Wo aashna bhi mila humse ajnabi ki tarah. — Qateel Shifai
[The person whom I loved more than my life,
That friend also met as a stranger today]
The popularity of Jagjit and Chitra Singh opened a flood gate for the younger generation in India, to take up ghazal singing as their music career. This also ultimately let the quality degrade and the artists to fade out of the music world in a jiffy. However some names still endure: Pankaj Udhas, Bhupinder and Mitali Singh, Rajkumar Rizwi and Hariharan. Hariharan has a distinct style of his own and is the most popular of the young brigade.
While all this was happening in India, another ghazal singer was creating waves in Pakistan. Ghulam Ali is a classically trained singer under the great masters like Ustad Bade Ghulam Ali and Ustad Barkat Ali Khan. His singing style is very authentic and his voice suits the ghazal format very well. He is extremely popular, both in Pakistan as well as in India. His knowledge and selection of Urdu poetry is good. He has an unique ability to modulate his voice mid-way during renditions, which adds beautiful effect to the ghazal. There have been numerous concerts in India, featuring both Ghulam Ali and Jagjit Singh.
Below is a video clip featuring Ghulam Ali, reciting the famous Ameer Khusro ghazal, which started it all — Zihaal-e-miskin.
GHAZALS & MUSIC
The ghazal singers never write ghazals. They only select the ghazals from the published works of the poets. For instance the “Waseem Barelvi” ghazal that is included in the article, might get published in a book by Waseem Barelvi. Jagjit Singh might get hold of that book, like the ghazal, and then compose it as per his mood and style. He would then contact Waseem Barelvi for all the necessary copyrights and then proceed to record and release it in his album. Similarly, Ghulam Ali may also read this ghazal, like it and proceed in a similar manner to record it for his album. All the ghazals of the traditional poets (such as Ghalib, Meer, Zauq etc.) have been sung by different singers in their own style. It often raises the question, as to whose version is the best, which in my opinion is not correct, since each artist has his or her own style of singing.
Usually, the ghazal singers compose the music on their own. Though there is no rule on the same. For instance, Begum Akhtar has a lot of ghazals which she did not compose on her own. In Jagjit and Chitra Singh’s case, it was Jagjit ji who composed the music for the ghazals which Chitra ji rendered. In fact, many hold the opinion (including Chitra ji) that Jagjit ji is the best composer of written poetry, anyone has heard till date.

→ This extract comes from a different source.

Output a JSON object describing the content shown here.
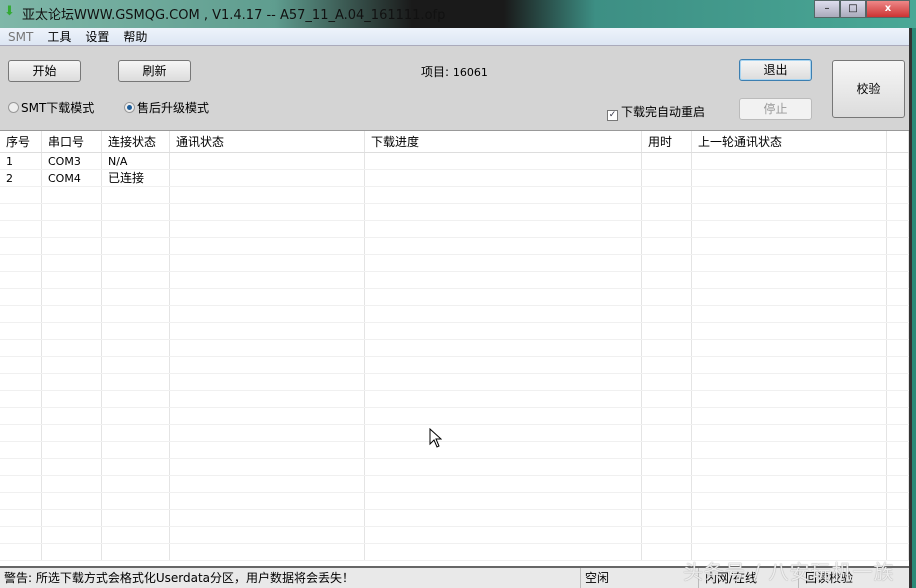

Nazm is the natural form of poetry, which we know as poems in English literature. They do not have the matla-radif-qafiya rule to be followed, and they are written in stanzas unlike couplets in ghazals. Whereas the couplets of ghazals are not tied to each other in thought or theme, nazms are always on a particular topic. The discipline of beher remains the same for both formats, though. The Urdu Poetry Archive has an excellent article on nazm.
INDIAN CLASSICAL MUSIC

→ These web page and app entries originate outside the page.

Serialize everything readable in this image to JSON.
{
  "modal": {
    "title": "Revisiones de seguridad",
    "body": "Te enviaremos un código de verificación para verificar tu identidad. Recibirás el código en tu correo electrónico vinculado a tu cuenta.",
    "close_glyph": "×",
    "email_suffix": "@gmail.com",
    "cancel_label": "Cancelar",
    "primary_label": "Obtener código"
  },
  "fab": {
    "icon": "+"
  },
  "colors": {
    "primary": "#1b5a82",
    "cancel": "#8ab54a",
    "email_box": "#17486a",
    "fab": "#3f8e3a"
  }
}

Gino: My familiarity with classical Indian music is limited to raga, and isn’t profound there. I take it that raag is your transliteration of raga. (I don’t propose that you change it; I just want to be sure.) Perhaps we can provide a link to a good site on Indian classical music for those readers who’d like more background. Most Westerners, if they know anything about the subject, know about Ravi Shankar who influenced the Beatles and played widely with Western musicians. Perhaps readers like that would like more information.
Niranjan: Yes, as per pronounciaton in Hindi, it is Raag. When romanised, it is transliterated to Raaga, the a at the end simply denotes the implicit a sound every consonant has at the end, in these languages.

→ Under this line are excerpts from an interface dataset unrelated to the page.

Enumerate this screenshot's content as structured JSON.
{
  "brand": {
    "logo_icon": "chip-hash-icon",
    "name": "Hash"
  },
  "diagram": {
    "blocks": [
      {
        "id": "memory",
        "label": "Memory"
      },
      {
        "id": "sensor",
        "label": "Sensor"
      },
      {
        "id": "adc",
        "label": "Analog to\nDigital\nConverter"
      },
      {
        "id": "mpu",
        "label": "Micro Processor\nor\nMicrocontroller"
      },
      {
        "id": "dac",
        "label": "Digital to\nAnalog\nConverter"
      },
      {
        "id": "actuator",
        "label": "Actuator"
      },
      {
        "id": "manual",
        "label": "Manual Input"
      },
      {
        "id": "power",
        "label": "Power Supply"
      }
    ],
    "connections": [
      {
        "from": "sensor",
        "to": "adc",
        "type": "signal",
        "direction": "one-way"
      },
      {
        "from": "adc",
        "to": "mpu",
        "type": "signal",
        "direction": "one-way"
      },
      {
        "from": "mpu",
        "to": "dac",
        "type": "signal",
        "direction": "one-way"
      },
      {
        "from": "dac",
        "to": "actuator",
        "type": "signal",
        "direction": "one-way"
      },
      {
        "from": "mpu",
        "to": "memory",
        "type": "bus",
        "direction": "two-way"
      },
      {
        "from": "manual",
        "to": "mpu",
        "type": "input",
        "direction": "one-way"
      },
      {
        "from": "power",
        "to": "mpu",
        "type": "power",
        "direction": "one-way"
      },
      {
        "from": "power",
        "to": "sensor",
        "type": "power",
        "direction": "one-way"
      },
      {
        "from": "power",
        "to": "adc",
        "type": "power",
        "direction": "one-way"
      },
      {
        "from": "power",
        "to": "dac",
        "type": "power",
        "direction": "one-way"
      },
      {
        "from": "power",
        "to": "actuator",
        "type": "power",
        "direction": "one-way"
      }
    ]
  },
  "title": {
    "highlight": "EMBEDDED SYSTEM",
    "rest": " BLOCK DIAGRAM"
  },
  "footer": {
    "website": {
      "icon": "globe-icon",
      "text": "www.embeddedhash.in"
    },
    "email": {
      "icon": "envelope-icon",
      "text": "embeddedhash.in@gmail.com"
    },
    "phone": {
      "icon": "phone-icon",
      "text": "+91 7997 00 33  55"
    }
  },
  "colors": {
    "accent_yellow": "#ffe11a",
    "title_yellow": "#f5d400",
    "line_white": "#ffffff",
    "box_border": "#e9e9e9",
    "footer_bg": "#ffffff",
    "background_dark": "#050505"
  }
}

Indian classical music is divided into 2 distinct forms:
- One is the Hindustani classical music, which is prelevant in north India and Pakistan. The best starting point for it would be the Wikipedia entry.
- The other is the Carnatic music, which is prelevant in south India. Hariharan is the only popular artist of the South, who has a distinct touch of Carnatic style of rendering ghazals. The Wikipedia entry for Carnatic music is a good starting point.
Pandit Ravi Shankar belongs to the Hindustani classical music form.